Feds worked for: AWA
, New York State Athletic Commission
(NY), Wrestling Association, Midwest Wrestling Association
-AWA (Boston) World Champion (2x)
-MWA World Champion
-NYSAC World Champion
-Undisputed World Champion (5x)
-Wrestling Association World Champion
Affiliates: Lou Thesz
, Billy Sandow
bysko, Orville Brown, Joe Stecher, Jim Londos, Dick Shikat, Freddie Beel, Jack Leon
-Real name was Robert Herman Julius Friedrich
-Was a sports star at the University of Kentucky until he quit to play professional baseball
-Began wrestling at the age of 14 using Ed "Strangler" Lewis instead of his real name of Robert Frederich in tribute of 1890s star Evan "Strangler" Lewis, and because his parents did not approve of him wrestling.
-Won his debut match in Madison, WI against Fred Beel.
-July 4, 1916: Lewis was involved in the longest pro wrestling match on record; a 5 hour match against Joe Stecher that resulted in a time-limit draw.
-Was in a famous verbal war with boxing champion Jack Dempsey, but the two never fought; Dempsey later admitted he never did fight Lewis because he knew he couldn't beat him.
-Credited with inventing the sleeper hold.
-Went into semi-retirement in 1935, but came out in 1942, despite being legally blind from trachoma..

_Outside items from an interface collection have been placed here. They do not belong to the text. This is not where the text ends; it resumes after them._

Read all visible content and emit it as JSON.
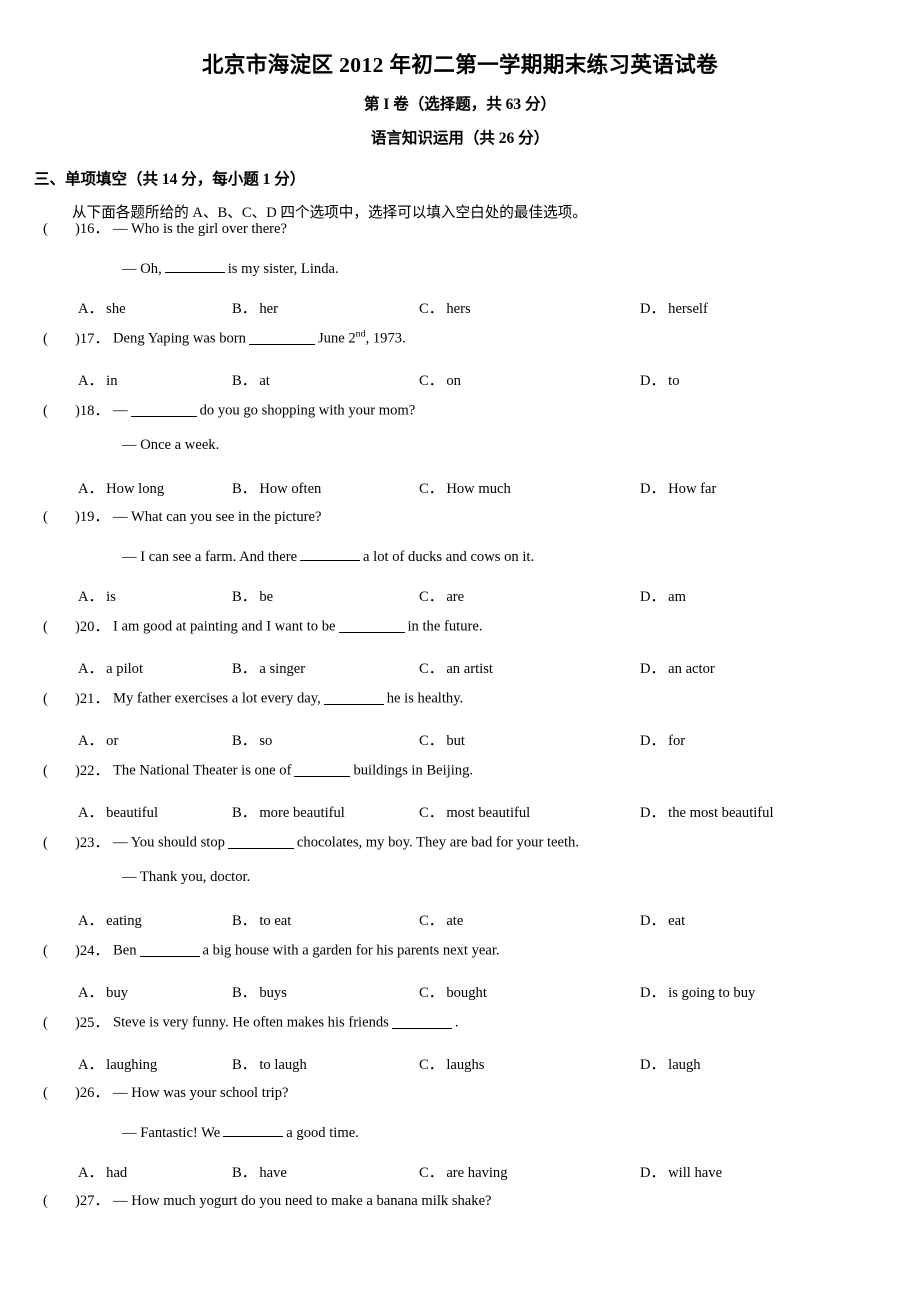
{
  "document": {
    "title": "北京市海淀区 2012 年初二第一学期期末练习英语试卷",
    "subheading_1": "第 I 卷（选择题，共 63 分）",
    "subheading_2": "语言知识运用（共 26 分）",
    "section_heading": "三、单项填空（共 14 分，每小题 1 分）",
    "instruction": "从下面各题所给的 A、B、C、D 四个选项中，选择可以填入空白处的最佳选项。"
  },
  "marks": {
    "open_paren": "(",
    "close_paren": ")",
    "dash": "—"
  },
  "questions": [
    {
      "number": "16",
      "line1": "— Who is the girl over there?",
      "line2_pre": "— Oh,",
      "line2_post": "is my sister, Linda.",
      "blank": true,
      "options": {
        "a": "she",
        "b": "her",
        "c": "hers",
        "d": "herself"
      }
    },
    {
      "number": "17",
      "line1_pre": "Deng Yaping was born",
      "line1_post": "June 2",
      "line1_sup": "nd",
      "line1_tail": ", 1973.",
      "options": {
        "a": "in",
        "b": "at",
        "c": "on",
        "d": "to"
      }
    },
    {
      "number": "18",
      "line1_pre": "—",
      "line1_post": "do you go shopping with your mom?",
      "line2": "— Once a week.",
      "options": {
        "a": "How long",
        "b": "How often",
        "c": "How much",
        "d": "How far"
      }
    },
    {
      "number": "19",
      "line1": "— What can you see in the picture?",
      "line2_pre": "— I can see a farm. And there",
      "line2_post": "a lot of ducks and cows on it.",
      "options": {
        "a": "is",
        "b": "be",
        "c": "are",
        "d": "am"
      }
    },
    {
      "number": "20",
      "line1_pre": "I am good at painting and I want to be",
      "line1_post": "in the future.",
      "options": {
        "a": "a pilot",
        "b": "a singer",
        "c": "an artist",
        "d": "an actor"
      }
    },
    {
      "number": "21",
      "line1_pre": "My father exercises a lot every day,",
      "line1_post": "he is healthy.",
      "options": {
        "a": "or",
        "b": "so",
        "c": "but",
        "d": "for"
      }
    },
    {
      "number": "22",
      "line1_pre": "The National Theater is one of",
      "line1_post": "buildings in Beijing.",
      "options": {
        "a": "beautiful",
        "b": "more beautiful",
        "c": "most beautiful",
        "d": "the most beautiful"
      }
    },
    {
      "number": "23",
      "line1_pre": "— You should stop",
      "line1_post": "chocolates, my boy. They are bad for your teeth.",
      "line2": "— Thank you, doctor.",
      "options": {
        "a": "eating",
        "b": "to eat",
        "c": "ate",
        "d": "eat"
      }
    },
    {
      "number": "24",
      "line1_pre": "Ben",
      "line1_post": "a big house with a garden for his parents next year.",
      "options": {
        "a": "buy",
        "b": "buys",
        "c": "bought",
        "d": "is going to buy"
      }
    },
    {
      "number": "25",
      "line1_pre": "Steve is very funny. He often makes his friends",
      "line1_post": ".",
      "options": {
        "a": "laughing",
        "b": "to laugh",
        "c": "laughs",
        "d": "laugh"
      }
    },
    {
      "number": "26",
      "line1": "— How was your school trip?",
      "line2_pre": "— Fantastic! We",
      "line2_post": "a good time.",
      "options": {
        "a": "had",
        "b": "have",
        "c": "are having",
        "d": "will have"
      }
    },
    {
      "number": "27",
      "line1": "— How much yogurt do you need to make a banana milk shake?"
    }
  ]
}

-Lived in Tulsa after retiring from wrestling in 1947 until his death in 1966
-Named goodwill ambassador for the NWA
-Served as a referee for Sam Avey
City during the 1940s.
-Trained Lou Thesz
-During his retirement, he was a restaurant operator, rancher, and director of a health club. He also acted in such movies as "Stranglehold" and "That Nazty Nuisance"
-Passed away on August 7, 1966 in Muskogee at the age of 76 of natural causes. He was blind at the time of his death.
-Buried in Arlington National Cemetary in Arlington, VA
-Posthumously inducted into the International Wrestling Institute and Museum Hall of Fame in 1999
-Posthumously inducted into the Professional Wrestling Hall of Fame in 2002
-According to Lewis' own notes, he appeared in over 6,200 matches (with only 33 losses) in his 44 year career and earned over $3 million.
-A Wisconsin state historical marker commemorates his achievements in his hometown of Nekoosa.